(The data Opens)

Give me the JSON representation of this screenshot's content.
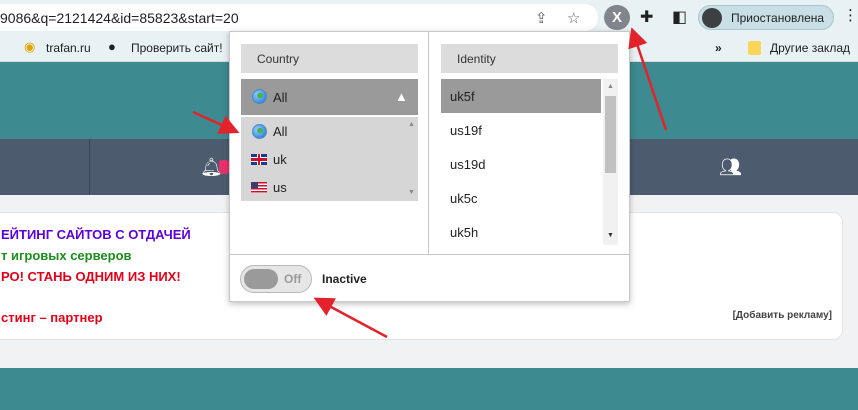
{
  "browser": {
    "url": "9086&q=2121424&id=85823&start=20",
    "extension_label": "X",
    "profile_label": "Приостановлена"
  },
  "bookmarks": [
    {
      "label": ""
    },
    {
      "label": "trafan.ru"
    },
    {
      "label": "Проверить сайт!"
    },
    {
      "label": "Другие заклад"
    }
  ],
  "page": {
    "lines": [
      {
        "text": "ЕЙТИНГ САЙТОВ С ОТДАЧЕЙ",
        "color": "#5b00d6"
      },
      {
        "text": "т игровых серверов",
        "color": "#1e8c1e"
      },
      {
        "text": "РО! СТАНЬ ОДНИМ ИЗ НИХ!",
        "color": "#e0001a"
      },
      {
        "text": "стинг – партнер",
        "color": "#e0001a"
      }
    ],
    "ad_link": "[Добавить рекламу]"
  },
  "popup": {
    "country_header": "Country",
    "identity_header": "Identity",
    "selected_country": "All",
    "country_options": [
      {
        "label": "All",
        "icon": "globe-icon"
      },
      {
        "label": "uk",
        "icon": "uk-flag-icon"
      },
      {
        "label": "us",
        "icon": "us-flag-icon"
      }
    ],
    "identities": [
      {
        "label": "uk5f",
        "selected": true
      },
      {
        "label": "us19f",
        "selected": false
      },
      {
        "label": "us19d",
        "selected": false
      },
      {
        "label": "uk5c",
        "selected": false
      },
      {
        "label": "uk5h",
        "selected": false
      }
    ],
    "toggle_label": "Off",
    "status": "Inactive"
  },
  "colors": {
    "teal": "#3d8a91",
    "nav": "#4d5b6e",
    "annotation": "#e3232c"
  }
}
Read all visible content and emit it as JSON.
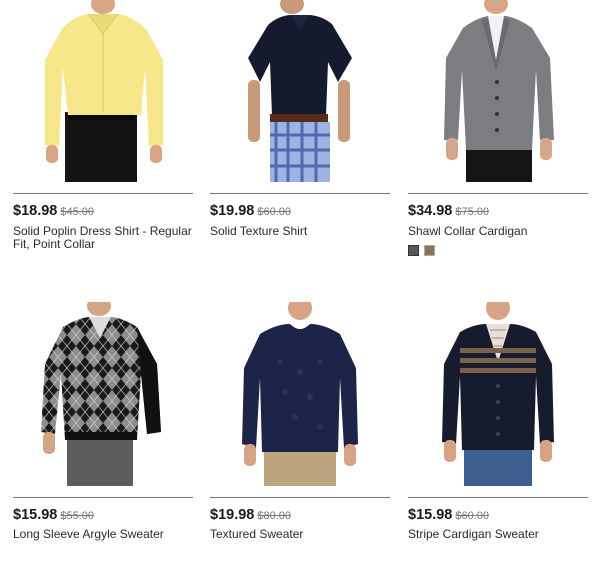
{
  "products": [
    {
      "price": "$18.98",
      "was": "$45.00",
      "title": "Solid Poplin Dress Shirt - Regular Fit, Point Collar",
      "image_icon": "yellow-dress-shirt-photo"
    },
    {
      "price": "$19.98",
      "was": "$60.00",
      "title": "Solid Texture Shirt",
      "image_icon": "navy-polo-shirt-photo"
    },
    {
      "price": "$34.98",
      "was": "$75.00",
      "title": "Shawl Collar Cardigan",
      "image_icon": "gray-shawl-cardigan-photo",
      "swatches": [
        {
          "color": "#55595e",
          "name": "gray"
        },
        {
          "color": "#8a7358",
          "name": "brown"
        }
      ]
    },
    {
      "price": "$15.98",
      "was": "$55.00",
      "title": "Long Sleeve Argyle Sweater",
      "image_icon": "argyle-sweater-photo"
    },
    {
      "price": "$19.98",
      "was": "$80.00",
      "title": "Textured Sweater",
      "image_icon": "navy-textured-sweater-photo"
    },
    {
      "price": "$15.98",
      "was": "$60.00",
      "title": "Stripe Cardigan Sweater",
      "image_icon": "stripe-cardigan-photo"
    }
  ],
  "colors": {
    "price": "#1a1a1a",
    "strike": "#777777",
    "rule": "#777777"
  }
}
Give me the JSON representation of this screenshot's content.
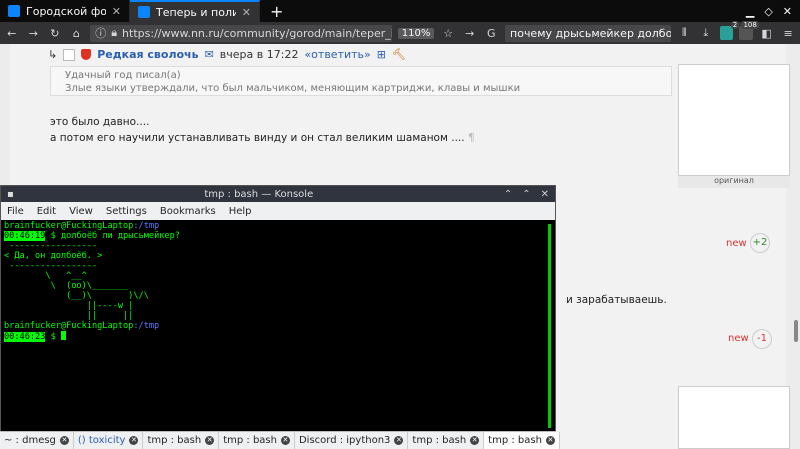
{
  "browser": {
    "tabs": [
      {
        "title": "Городской форум Ниж",
        "close": "✕",
        "active": false
      },
      {
        "title": "Теперь и полимерокол",
        "close": "✕",
        "active": true
      }
    ],
    "new_tab": "+",
    "url": "https://www.nn.ru/community/gorod/main/teper_i_polimerokolonka.htm",
    "zoom": "110%",
    "search_value": "почему дрысьмейкер долбоё",
    "addon_badges": [
      "2",
      "108"
    ]
  },
  "post": {
    "author": "Редкая сволочь",
    "time": "вчера в 17:22",
    "reply": "«ответить»",
    "quote_author": "Удачный год писал(а)",
    "quote_text": "Злые языки утверждали, что был мальчиком, меняющим картриджи, клавы и мышки",
    "line1": "это было давно....",
    "line2": "а потом его научили устанавливать винду и он стал великим шаманом ....",
    "para_mark": "¶",
    "image_caption": "оригинал"
  },
  "page_right": {
    "new1": "new",
    "score1": "+2",
    "fragment": "и зарабатываешь.",
    "new2": "new",
    "score2": "-1"
  },
  "konsole": {
    "title": "tmp : bash — Konsole",
    "menu": [
      "File",
      "Edit",
      "View",
      "Settings",
      "Bookmarks",
      "Help"
    ],
    "prompt_user": "brainfucker@FuckingLaptop",
    "prompt_path": ":/tmp",
    "time1": "00:46:19",
    "command": "долбоёб ли дрысьмейкер?",
    "cow_lines": [
      " -----------------",
      "< Да, он долбоёб. >",
      " -----------------",
      "        \\   ^__^",
      "         \\  (oo)\\_______",
      "            (__)\\       )\\/\\",
      "                ||----w |",
      "                ||     ||"
    ],
    "time2": "00:46:23",
    "dollar": "$",
    "tabs": [
      {
        "label": "~ : dmesg",
        "active": false
      },
      {
        "label": "() toxicity",
        "active": false
      },
      {
        "label": "tmp : bash",
        "active": false
      },
      {
        "label": "tmp : bash",
        "active": false
      },
      {
        "label": "Discord : ipython3",
        "active": false
      },
      {
        "label": "tmp : bash",
        "active": false
      },
      {
        "label": "tmp : bash",
        "active": true
      }
    ]
  },
  "colors": {
    "terminal_green": "#00ff00",
    "browser_accent": "#0a84ff",
    "author_link": "#2a5fb0",
    "new_label": "#dd3333"
  }
}
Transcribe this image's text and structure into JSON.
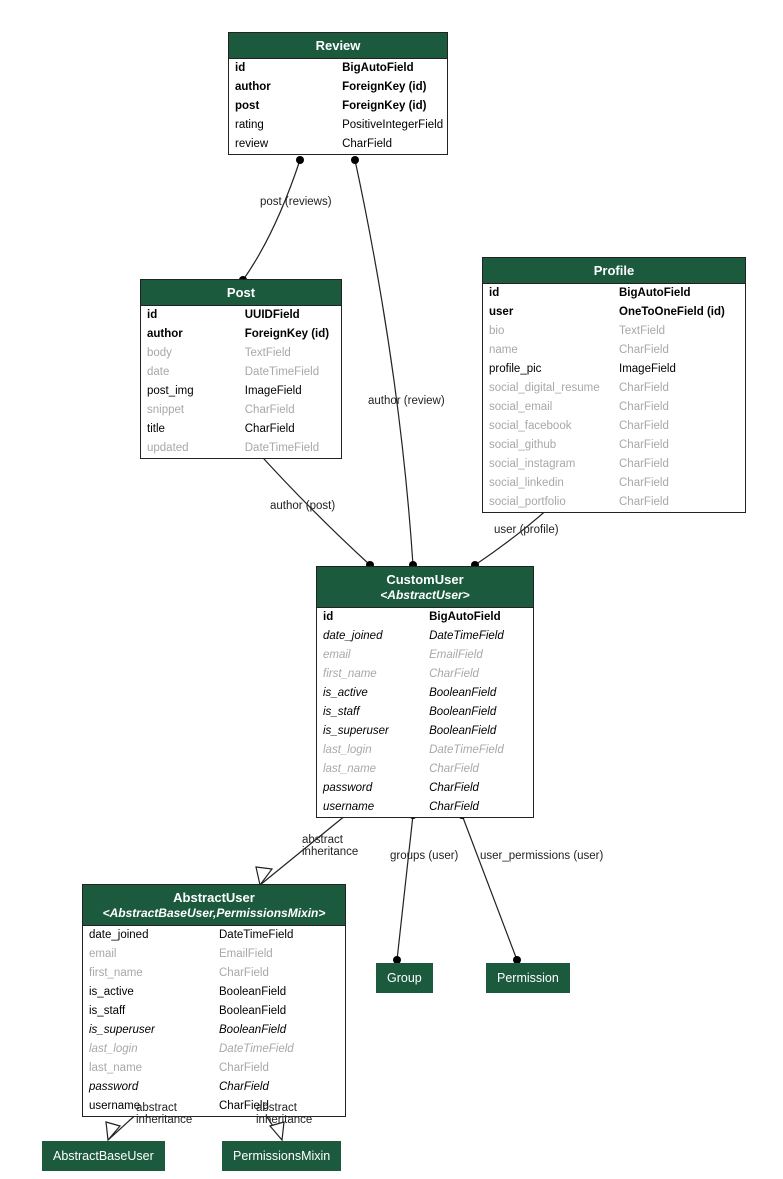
{
  "entities": {
    "review": {
      "title": "Review",
      "fields": [
        {
          "name": "id",
          "type": "BigAutoField",
          "bold": true
        },
        {
          "name": "author",
          "type": "ForeignKey (id)",
          "bold": true
        },
        {
          "name": "post",
          "type": "ForeignKey (id)",
          "bold": true
        },
        {
          "name": "rating",
          "type": "PositiveIntegerField"
        },
        {
          "name": "review",
          "type": "CharField"
        }
      ]
    },
    "post": {
      "title": "Post",
      "fields": [
        {
          "name": "id",
          "type": "UUIDField",
          "bold": true
        },
        {
          "name": "author",
          "type": "ForeignKey (id)",
          "bold": true
        },
        {
          "name": "body",
          "type": "TextField",
          "grey": true
        },
        {
          "name": "date",
          "type": "DateTimeField",
          "grey": true
        },
        {
          "name": "post_img",
          "type": "ImageField"
        },
        {
          "name": "snippet",
          "type": "CharField",
          "grey": true
        },
        {
          "name": "title",
          "type": "CharField"
        },
        {
          "name": "updated",
          "type": "DateTimeField",
          "grey": true
        }
      ]
    },
    "profile": {
      "title": "Profile",
      "fields": [
        {
          "name": "id",
          "type": "BigAutoField",
          "bold": true
        },
        {
          "name": "user",
          "type": "OneToOneField (id)",
          "bold": true
        },
        {
          "name": "bio",
          "type": "TextField",
          "grey": true
        },
        {
          "name": "name",
          "type": "CharField",
          "grey": true
        },
        {
          "name": "profile_pic",
          "type": "ImageField"
        },
        {
          "name": "social_digital_resume",
          "type": "CharField",
          "grey": true
        },
        {
          "name": "social_email",
          "type": "CharField",
          "grey": true
        },
        {
          "name": "social_facebook",
          "type": "CharField",
          "grey": true
        },
        {
          "name": "social_github",
          "type": "CharField",
          "grey": true
        },
        {
          "name": "social_instagram",
          "type": "CharField",
          "grey": true
        },
        {
          "name": "social_linkedin",
          "type": "CharField",
          "grey": true
        },
        {
          "name": "social_portfolio",
          "type": "CharField",
          "grey": true
        }
      ]
    },
    "customuser": {
      "title": "CustomUser",
      "subtitle": "<AbstractUser>",
      "fields": [
        {
          "name": "id",
          "type": "BigAutoField",
          "bold": true
        },
        {
          "name": "date_joined",
          "type": "DateTimeField",
          "ital": true
        },
        {
          "name": "email",
          "type": "EmailField",
          "ital": true,
          "grey": true
        },
        {
          "name": "first_name",
          "type": "CharField",
          "ital": true,
          "grey": true
        },
        {
          "name": "is_active",
          "type": "BooleanField",
          "ital": true
        },
        {
          "name": "is_staff",
          "type": "BooleanField",
          "ital": true
        },
        {
          "name": "is_superuser",
          "type": "BooleanField",
          "ital": true
        },
        {
          "name": "last_login",
          "type": "DateTimeField",
          "ital": true,
          "grey": true
        },
        {
          "name": "last_name",
          "type": "CharField",
          "ital": true,
          "grey": true
        },
        {
          "name": "password",
          "type": "CharField",
          "ital": true
        },
        {
          "name": "username",
          "type": "CharField",
          "ital": true
        }
      ]
    },
    "abstractuser": {
      "title": "AbstractUser",
      "subtitle": "<AbstractBaseUser,PermissionsMixin>",
      "fields": [
        {
          "name": "date_joined",
          "type": "DateTimeField"
        },
        {
          "name": "email",
          "type": "EmailField",
          "grey": true
        },
        {
          "name": "first_name",
          "type": "CharField",
          "grey": true
        },
        {
          "name": "is_active",
          "type": "BooleanField"
        },
        {
          "name": "is_staff",
          "type": "BooleanField"
        },
        {
          "name": "is_superuser",
          "type": "BooleanField",
          "ital": true
        },
        {
          "name": "last_login",
          "type": "DateTimeField",
          "ital": true,
          "grey": true
        },
        {
          "name": "last_name",
          "type": "CharField",
          "grey": true
        },
        {
          "name": "password",
          "type": "CharField",
          "ital": true
        },
        {
          "name": "username",
          "type": "CharField"
        }
      ]
    }
  },
  "boxes": {
    "group": "Group",
    "permission": "Permission",
    "abstractbaseuser": "AbstractBaseUser",
    "permissionsmixin": "PermissionsMixin"
  },
  "labels": {
    "post_reviews": "post (reviews)",
    "author_review": "author (review)",
    "author_post": "author (post)",
    "user_profile": "user (profile)",
    "abstract_inheritance": "abstract\ninheritance",
    "groups_user": "groups (user)",
    "user_permissions_user": "user_permissions (user)"
  }
}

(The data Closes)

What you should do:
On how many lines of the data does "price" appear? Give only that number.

Answer for the task:
7